Definition of ricksha in English:

ricksha

(also rickshaw)

noun

  • 1A light two-wheeled hooded vehicle drawn by one or more people, used chiefly in Asian countries.

    • ‘If the penalty points system was introduced it would wipe out 99 per cent of all traffic and all you would have left would be bicycles and rickshaws.’
    • ‘I witnessed the panic as people fled the city in cars, lorries, motor cycles, bullock carts, bicycles, rickshaws, you name it.’
    • ‘The youths, who had followed them for some distance, got on to the rickshaw and beat the rickshaw-puller and Ms Prem Lata.’
    • ‘Participants found it worthwhile having a look at a stall with over a dozen miniature models of bicycles and rickshaws.’
    • ‘I'm not talking about some futuristic Mad Max scenario where the oil runs out and we're forced to travel round in horse drawn carts and rickshaws.’
    • ‘Taxis, motorbikes, rickshaws and carts laden high with vegetables jostle for space in the congested main street.’
    • ‘All over Southeast Asia rickshaws are the unsung vehicles that keep populations moving along congested streets and narrow alleyways, swinging deftly through multiple lanes of angry city traffic as quietly as worker ants.’
    • ‘Cars, buses, pedestrians, mopeds and rickshaws weave erratically down the streets.’
    • ‘Police quoted witnesses as saying the bomb, placed in a standing rickshaw and targeting a police van, was exploded by remote control, damaging both the van and the three-wheeler.’
    • ‘We swung out of the bazaar, weaved through the rickshaws and donkey carts and the gaudily decorated buses and headed West.’
    • ‘Dorothy House is still looking for vehicles to add to the challenge and is appealing for loans of anything from ice cream vans to rickshaws.’
    • ‘The road was a blur; a blur of traffic that ranged from modern cars to classic Asian rickshaws.’
    • ‘He gave me a card released by the Bangalore City Traffic Police for the purpose of making complaints about the taxis and rickshaws.’
    • ‘Cars and autos, cycles and rickshaws, scooters and even huge four-wheel vehicles squirm their way through the shrinking lanes.’
    • ‘Besides autos, there are two-wheelers, transport buses, water lorries, rickshaws and cycles.’
    • ‘Luxury cars jostle with bicycles and rickshaws at congested intersections.’
    • ‘He makes detailed models of motorcycles, bicycles, rickshaws and pedicabs just by using small pieces of electrical wire.’
    • ‘‘It is too expensive for us to travel by a taxi or a rickshaw and not all of the handicapped are affluent enough to afford their own car,’ he said.’
    • ‘It looked like a mixture between a small car, a motorcycle, and a rickshaw.’
    • ‘When, during the rally, police tried to stop rickshaws entering the centre, protesters sat down in solidarity with the pullers.’
    1. 1.1 A vehicle similar to a three-wheeled bicycle, having a seat for passengers behind the driver.
      • ‘Alongside late-model European, American and Japanese cars, one finds hand-pulled trolleys, horse-drawn trucks, bicycle carts and pedal-driven rickshaws.’
      • ‘This will mean that no two-stroke motorcycles, rickshaws or delivery vans, will be allowed to ply the roads of the metropolis.’
      • ‘Dual lane highways will carry everything from pedal rickshaws to articulated trucks in all forms of disrepair, some having major workshop overhauls in the middle of the road, where they broke down.’
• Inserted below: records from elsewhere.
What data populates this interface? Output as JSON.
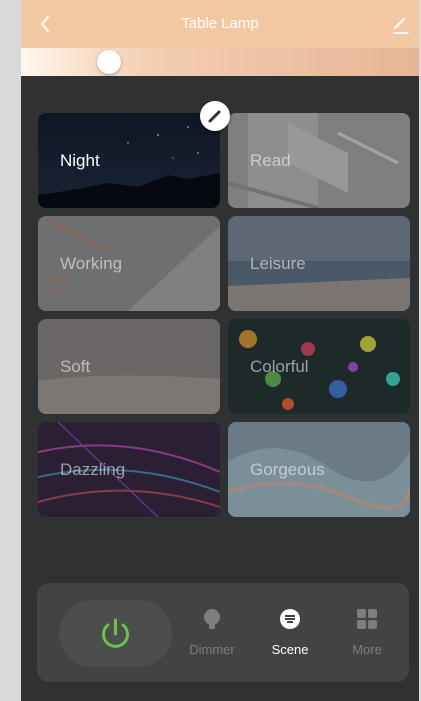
{
  "header": {
    "title": "Table Lamp",
    "back_icon": "chevron-left-icon",
    "edit_icon": "pencil-icon",
    "color": "#f2c8a2"
  },
  "brightness": {
    "value": 0.22
  },
  "scenes": [
    {
      "label": "Night",
      "active": true
    },
    {
      "label": "Read",
      "active": false
    },
    {
      "label": "Working",
      "active": false
    },
    {
      "label": "Leisure",
      "active": false
    },
    {
      "label": "Soft",
      "active": false
    },
    {
      "label": "Colorful",
      "active": false
    },
    {
      "label": "Dazzling",
      "active": false
    },
    {
      "label": "Gorgeous",
      "active": false
    }
  ],
  "bottom_bar": {
    "power_icon": "power-icon",
    "power_color": "#6fbf4a",
    "tabs": [
      {
        "label": "Dimmer",
        "icon": "bulb-icon",
        "active": false
      },
      {
        "label": "Scene",
        "icon": "scene-icon",
        "active": true
      },
      {
        "label": "More",
        "icon": "grid-icon",
        "active": false
      }
    ]
  }
}
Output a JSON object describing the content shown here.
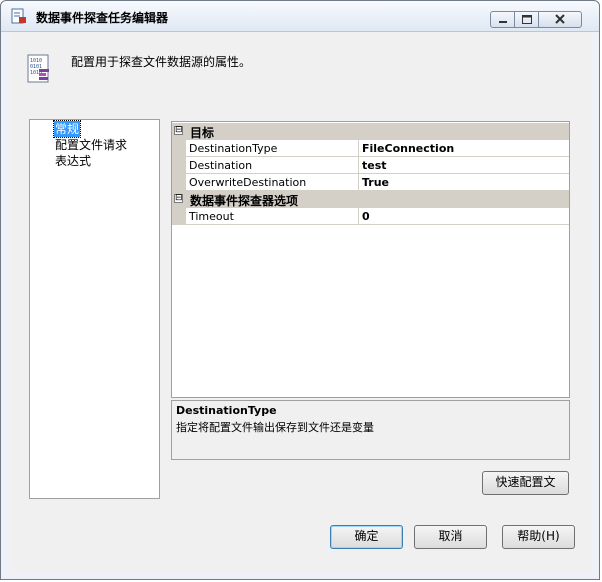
{
  "window": {
    "title": "数据事件探查任务编辑器"
  },
  "header": {
    "description": "配置用于探查文件数据源的属性。"
  },
  "nav": {
    "items": [
      {
        "label": "常规",
        "selected": true
      },
      {
        "label": "配置文件请求",
        "selected": false
      },
      {
        "label": "表达式",
        "selected": false
      }
    ]
  },
  "property_grid": {
    "categories": [
      {
        "label": "目标",
        "toggle": "⊟",
        "properties": [
          {
            "name": "DestinationType",
            "value": "FileConnection"
          },
          {
            "name": "Destination",
            "value": "test"
          },
          {
            "name": "OverwriteDestination",
            "value": "True"
          }
        ]
      },
      {
        "label": "数据事件探查器选项",
        "toggle": "⊟",
        "properties": [
          {
            "name": "Timeout",
            "value": "0"
          }
        ]
      }
    ]
  },
  "description_panel": {
    "title": "DestinationType",
    "text": "指定将配置文件输出保存到文件还是变量"
  },
  "buttons": {
    "quick_profile": "快速配置文",
    "ok": "确定",
    "cancel": "取消",
    "help": "帮助(H)"
  },
  "colors": {
    "selection": "#3399ff",
    "category_bg": "#d4d0c8"
  }
}
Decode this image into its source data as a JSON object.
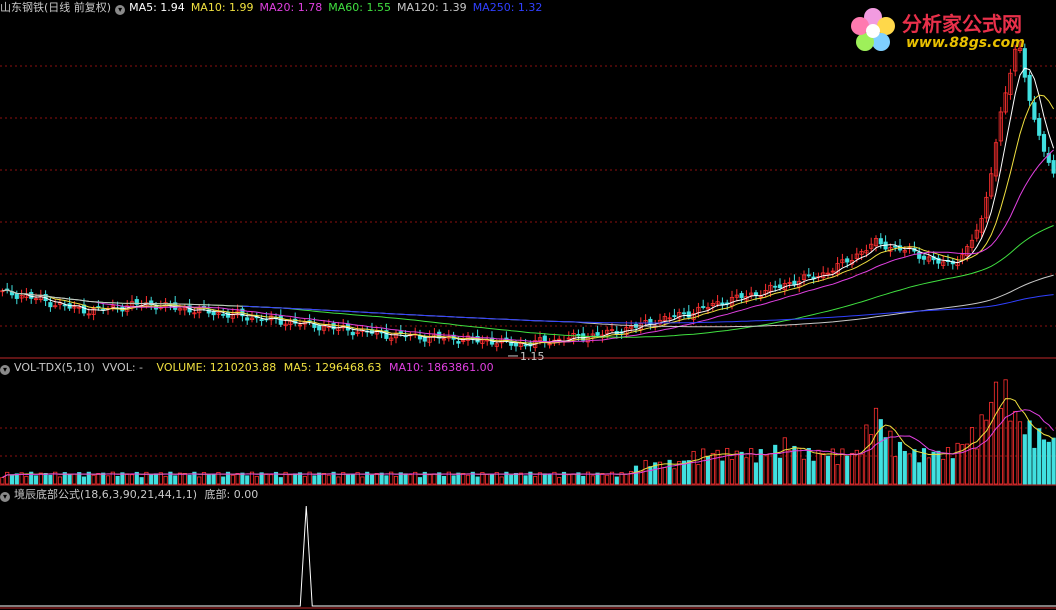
{
  "price_panel": {
    "stock_name": "山东钢铁(日线 前复权)",
    "indicators": [
      {
        "label": "MA5: 1.94",
        "color": "#ffffff"
      },
      {
        "label": "MA10: 1.99",
        "color": "#f0e040"
      },
      {
        "label": "MA20: 1.78",
        "color": "#e040e0"
      },
      {
        "label": "MA60: 1.55",
        "color": "#40e040"
      },
      {
        "label": "MA120: 1.39",
        "color": "#c8c8c8"
      },
      {
        "label": "MA250: 1.32",
        "color": "#3040ff"
      }
    ],
    "low_annotation": "1.15"
  },
  "volume_panel": {
    "indicator_name": "VOL-TDX(5,10)",
    "vvol_label": "VVOL: -",
    "volume_label": "VOLUME: 1210203.88",
    "ma5_label": "MA5: 1296468.63",
    "ma10_label": "MA10: 1863861.00",
    "colors": {
      "volume": "#f0e040",
      "ma5": "#f0e040",
      "ma10": "#e040e0"
    }
  },
  "bottom_panel": {
    "formula_name": "境辰底部公式(18,6,3,90,21,44,1,1)",
    "value_label": "底部: 0.00"
  },
  "logo": {
    "name": "分析家公式网",
    "url": "www.88gs.com"
  },
  "colors": {
    "up": "#ff3030",
    "down": "#40e0e0",
    "grid": "#8b1010",
    "divider": "#c0282a"
  },
  "chart_data": {
    "type": "candlestick",
    "symbol": "山东钢铁",
    "period": "日线 前复权",
    "price_range_visible": [
      1.1,
      2.6
    ],
    "close_approx": [
      1.38,
      1.37,
      1.35,
      1.33,
      1.31,
      1.3,
      1.31,
      1.32,
      1.33,
      1.32,
      1.31,
      1.3,
      1.29,
      1.28,
      1.27,
      1.26,
      1.25,
      1.24,
      1.23,
      1.22,
      1.21,
      1.2,
      1.19,
      1.19,
      1.18,
      1.18,
      1.17,
      1.17,
      1.16,
      1.15,
      1.16,
      1.17,
      1.18,
      1.19,
      1.2,
      1.22,
      1.24,
      1.26,
      1.28,
      1.3,
      1.33,
      1.35,
      1.37,
      1.39,
      1.42,
      1.44,
      1.46,
      1.5,
      1.55,
      1.6,
      1.58,
      1.56,
      1.53,
      1.5,
      1.55,
      1.7,
      2.15,
      2.5,
      2.1,
      1.9
    ],
    "volume_relative": [
      0.1,
      0.1,
      0.1,
      0.1,
      0.1,
      0.1,
      0.1,
      0.1,
      0.1,
      0.1,
      0.1,
      0.1,
      0.1,
      0.1,
      0.1,
      0.1,
      0.1,
      0.1,
      0.1,
      0.1,
      0.1,
      0.1,
      0.1,
      0.1,
      0.1,
      0.1,
      0.1,
      0.1,
      0.1,
      0.1,
      0.1,
      0.1,
      0.1,
      0.1,
      0.1,
      0.1,
      0.2,
      0.2,
      0.2,
      0.3,
      0.3,
      0.3,
      0.3,
      0.3,
      0.4,
      0.3,
      0.3,
      0.3,
      0.3,
      0.7,
      0.4,
      0.3,
      0.3,
      0.3,
      0.4,
      0.6,
      1.0,
      0.6,
      0.5,
      0.4
    ],
    "bottom_signal_peak_position": 0.29
  }
}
Origin

Late 19th century: abbreviation of jinricksha.

Pronunciation

ricksha

/ˈrikˌSHô/